**RECORD SET**:
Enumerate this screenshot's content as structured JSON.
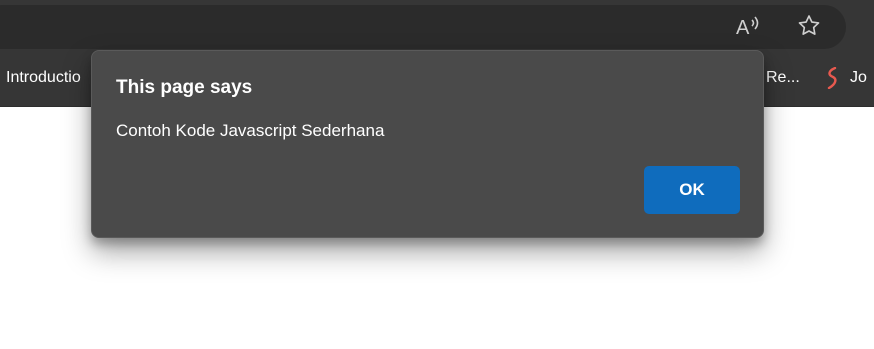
{
  "toolbar": {
    "icons": [
      "read-aloud-icon",
      "favorite-star-icon"
    ]
  },
  "bookmarks": {
    "items": [
      {
        "label": "Introductio"
      },
      {
        "label": "Re..."
      },
      {
        "label": "Jo"
      }
    ]
  },
  "dialog": {
    "title": "This page says",
    "message": "Contoh Kode Javascript Sederhana",
    "ok_label": "OK",
    "ok_color": "#0f6cbd",
    "background": "#4a4a4a"
  }
}
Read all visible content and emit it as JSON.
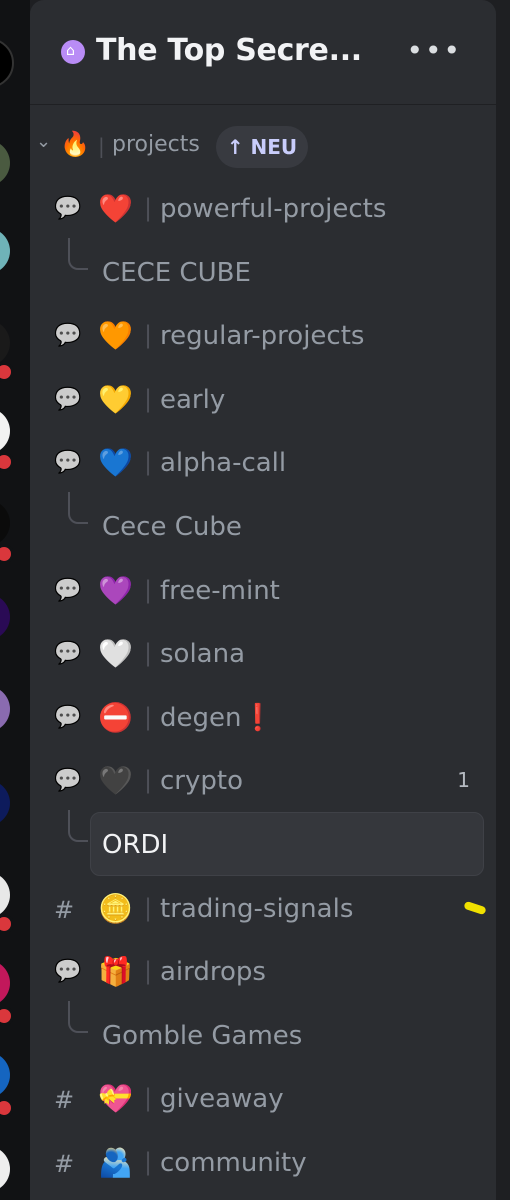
{
  "server": {
    "name": "The Top Secre...",
    "badge_icon": "home-icon"
  },
  "more_icon": "•••",
  "category": {
    "emoji": "🔥",
    "name": "projects",
    "badge": "↑ NEU"
  },
  "channels": [
    {
      "icon": "forum-icon",
      "emoji": "❤️",
      "name": "powerful-projects",
      "thread": "CECE CUBE"
    },
    {
      "icon": "forum-icon",
      "emoji": "🧡",
      "name": "regular-projects"
    },
    {
      "icon": "forum-icon",
      "emoji": "💛",
      "name": "early"
    },
    {
      "icon": "forum-icon",
      "emoji": "💙",
      "name": "alpha-call",
      "thread": "Cece Cube"
    },
    {
      "icon": "forum-icon",
      "emoji": "💜",
      "name": "free-mint"
    },
    {
      "icon": "forum-icon",
      "emoji": "🤍",
      "name": "solana"
    },
    {
      "icon": "forum-icon",
      "emoji": "⛔",
      "name": "degen",
      "suffix": "❗"
    },
    {
      "icon": "forum-icon",
      "emoji": "🖤",
      "name": "crypto",
      "count": "1",
      "thread": "ORDI"
    },
    {
      "icon": "hash-icon",
      "emoji": "🪙",
      "name": "trading-signals"
    },
    {
      "icon": "forum-icon",
      "emoji": "🎁",
      "name": "airdrops",
      "thread": "Gomble Games"
    },
    {
      "icon": "hash-icon",
      "emoji": "💝",
      "name": "giveaway"
    },
    {
      "icon": "hash-icon",
      "emoji": "🫂",
      "name": "community"
    }
  ],
  "colors": {
    "background": "#2b2d31",
    "rail": "#111214",
    "accent": "#c9cdfb",
    "unread_mark": "#f0e000"
  }
}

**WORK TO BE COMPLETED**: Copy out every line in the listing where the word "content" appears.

**RESULT FOR THIS EXERCISE**:
Enumerate this screenshot's content as structured JSON.
Read all visible content and emit it as JSON.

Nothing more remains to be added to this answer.